  2. Create a python script that prints reversed sorted output to standard error. Use it to sort ls -a instead of sort. Submit the file containing the script as

Part 2: Networking#

The learning objectives of this section are to familiarize you with how a TCP/IP server works and how to explore a network to find what computers (and robots!) are around, and then how to connect to them. We will use tools at a lower level than the robot programming interface you will use in the rest of the course, in order to focus on the general networking ideas.

Netcat (20 points)#

The command nc is short for “netcat” and is similar to cat but works over network connections. It reads from standard input and writes its contents not to standard output, but to a specified server. Write your answers in the corresponding sections of networking.txt.

  1. Point nc to as follows: nc 80 When you first connect, it will be silent. Then type any arbitrary text and press enter. What is the error number?

  2. Now type some valid http into nc: GET / HTTP/1.1. What is the output?

  3. Now use nc to make a server. In one window, type nc -l 12345. This will cause nc to listen on port 12345. In another terminal on the same machine, type nc localhost 12345. You can type a message in one window and it will appear in the other window (and vice versa). This trick can be very useful to test basic internet connectivity - if the client and server can send packets at all. No answer is required for this question.

  4. By convention, roscore listens on port 11311. Try using nc to connect to port 11311 on a machine where roscore is running, such as the Raspberry Pi on your drone. What protocol is roscore using to communicate (think application layer)?

Talking to Your Robot (10 points)#

So far, this assignment has required access to localhost, the local machine you are connected to, and

Most commonly, the base station and robot are connected over TCP/IP to the same local network. Then you can look up your machine’s IP address (ifconfig in Unix; other ways in other OSes), and your robot’s IP address, and connect them. How can you find your robot’s IP address? Well it’s a chicken-and-egg problem. If you knew the IP address, you can connect to the robot and run ifconfig and find the IP address, but you don’t know the IP address.

What to do? There are several solutions. Write the answers to the following questions in networking.txt.

  1. Brainstorm how you can solve the chicken-and-egg program to connect to your robot. List three different solutions.

Look Ma, No Internet! (10 points)#

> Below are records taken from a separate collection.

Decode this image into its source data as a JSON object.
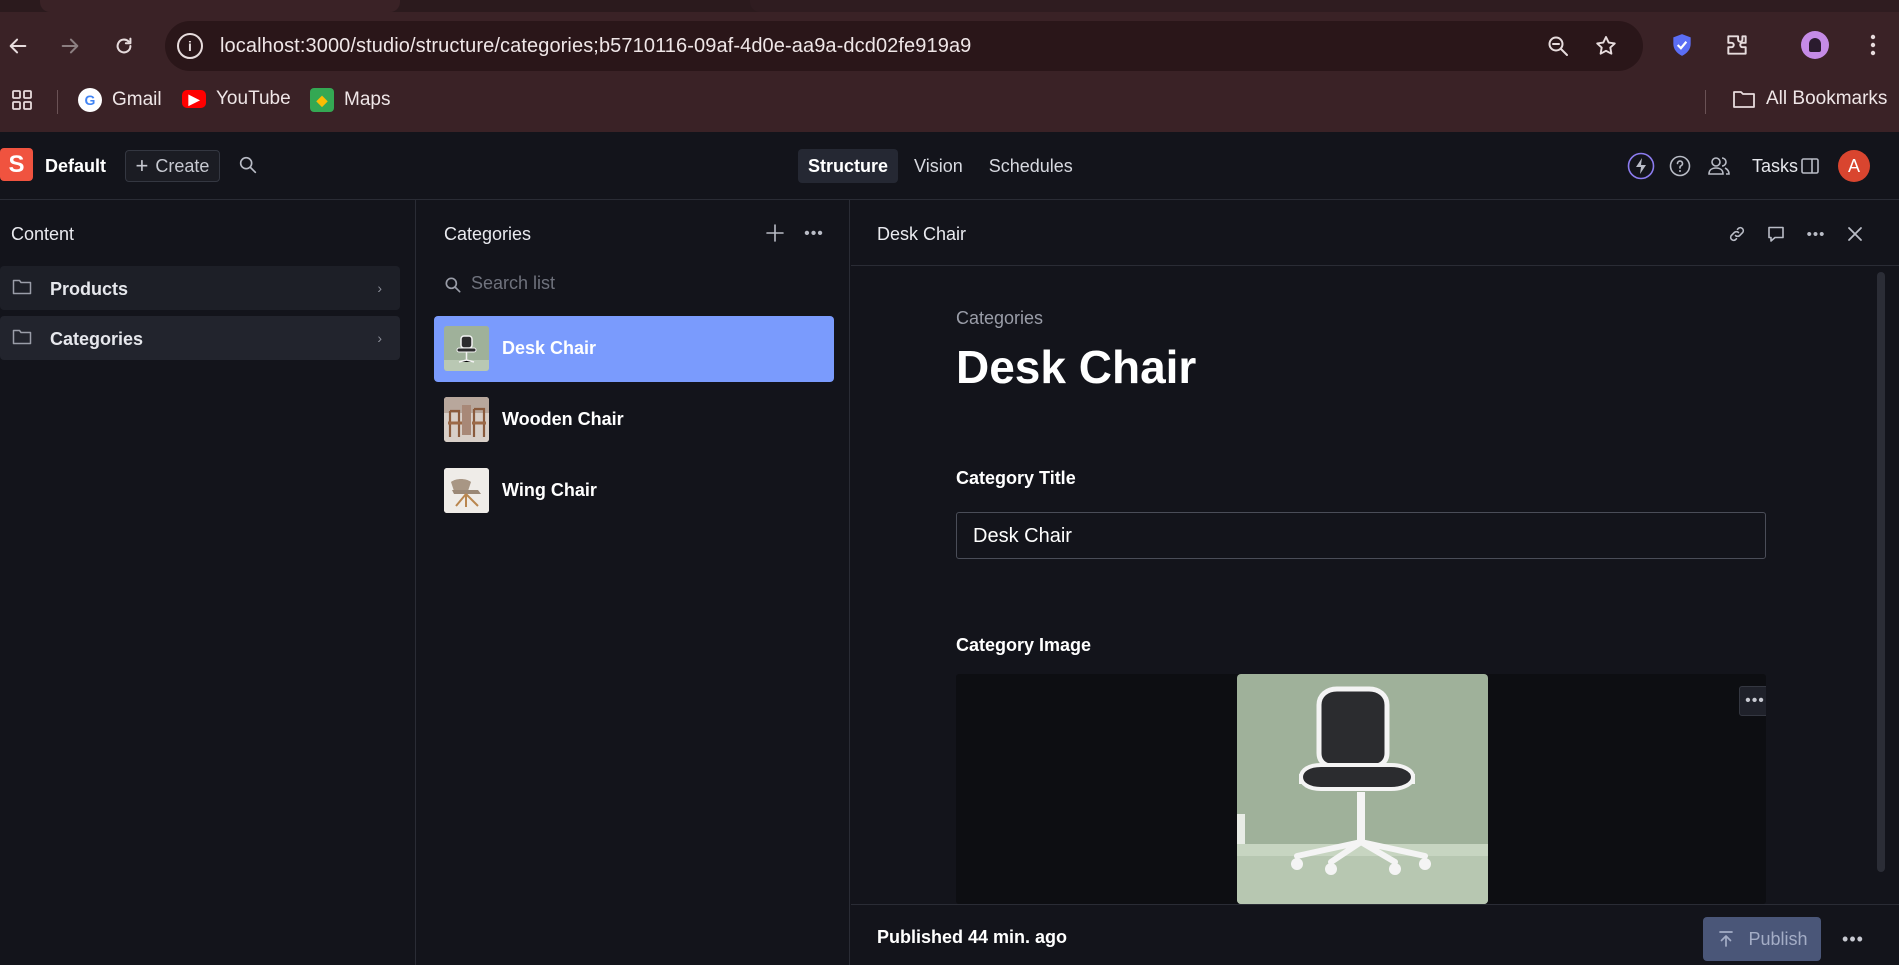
{
  "browser": {
    "url": "localhost:3000/studio/structure/categories;b5710116-09af-4d0e-aa9a-dcd02fe919a9",
    "bookmarks": [
      {
        "label": "Gmail",
        "icon": "gmail-icon"
      },
      {
        "label": "YouTube",
        "icon": "youtube-icon"
      },
      {
        "label": "Maps",
        "icon": "maps-icon"
      }
    ],
    "all_bookmarks_label": "All Bookmarks",
    "profile_initial": "",
    "colors": {
      "chrome": "#3a2226",
      "omnibox": "#2a1619"
    }
  },
  "studio": {
    "logo_letter": "S",
    "workspace": "Default",
    "create_label": "Create",
    "tabs": [
      {
        "label": "Structure",
        "active": true
      },
      {
        "label": "Vision",
        "active": false
      },
      {
        "label": "Schedules",
        "active": false
      }
    ],
    "tasks_label": "Tasks",
    "avatar_initial": "A",
    "accent": "#7a9bfd",
    "brand": "#f0533f"
  },
  "content_pane": {
    "title": "Content",
    "items": [
      {
        "label": "Products"
      },
      {
        "label": "Categories"
      }
    ]
  },
  "categories_pane": {
    "title": "Categories",
    "search_placeholder": "Search list",
    "items": [
      {
        "label": "Desk Chair",
        "selected": true
      },
      {
        "label": "Wooden Chair",
        "selected": false
      },
      {
        "label": "Wing Chair",
        "selected": false
      }
    ]
  },
  "document": {
    "header_title": "Desk Chair",
    "breadcrumb": "Categories",
    "heading": "Desk Chair",
    "fields": {
      "title_label": "Category Title",
      "title_value": "Desk Chair",
      "image_label": "Category Image"
    },
    "status": "Published 44 min. ago",
    "publish_label": "Publish"
  }
}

But what about if there is no public internet connection? What if you want to fly your drone in the wilderness? Well, there does exist cellular modems and satellite connections, but you can also tell your drone to act as a Wifi Hotspot. It can create a network and run a DHCP server. You can configure this on your drone using the file /etc/hostapd/hostapd.conf. Then you can connect your laptop’s base station using the SSID and passphrase specified in that file, and connect to the drone.

Alternatively you can set up your laptop as the Wifi base station and configure the drone to connect to its network. The details will vary depending on your laptop OS and settings.

Your Raspberry Pi is configured to be a Wireless AP Master by default. Connect to it with your base station. Write the answers to the following questions in networking.txt.

  1. Which machine is acting as the DHCP server?

  2. What is the Raspberry Pi’s IP address? What is yours?

  3. Describe another network configuration for the wifi, other than the Raspberry Pi being a Wireless AP Master.

  4. Describe three network configurations for a network allowing a basestation and Duckiedrone to communicate with each other. Feel free to add additional devices, such as a cell phone performing internet connection sharing.


When you are done, use this link to create your assignment Github Repo.

Repo should include:


  • shell.txt, networking.txt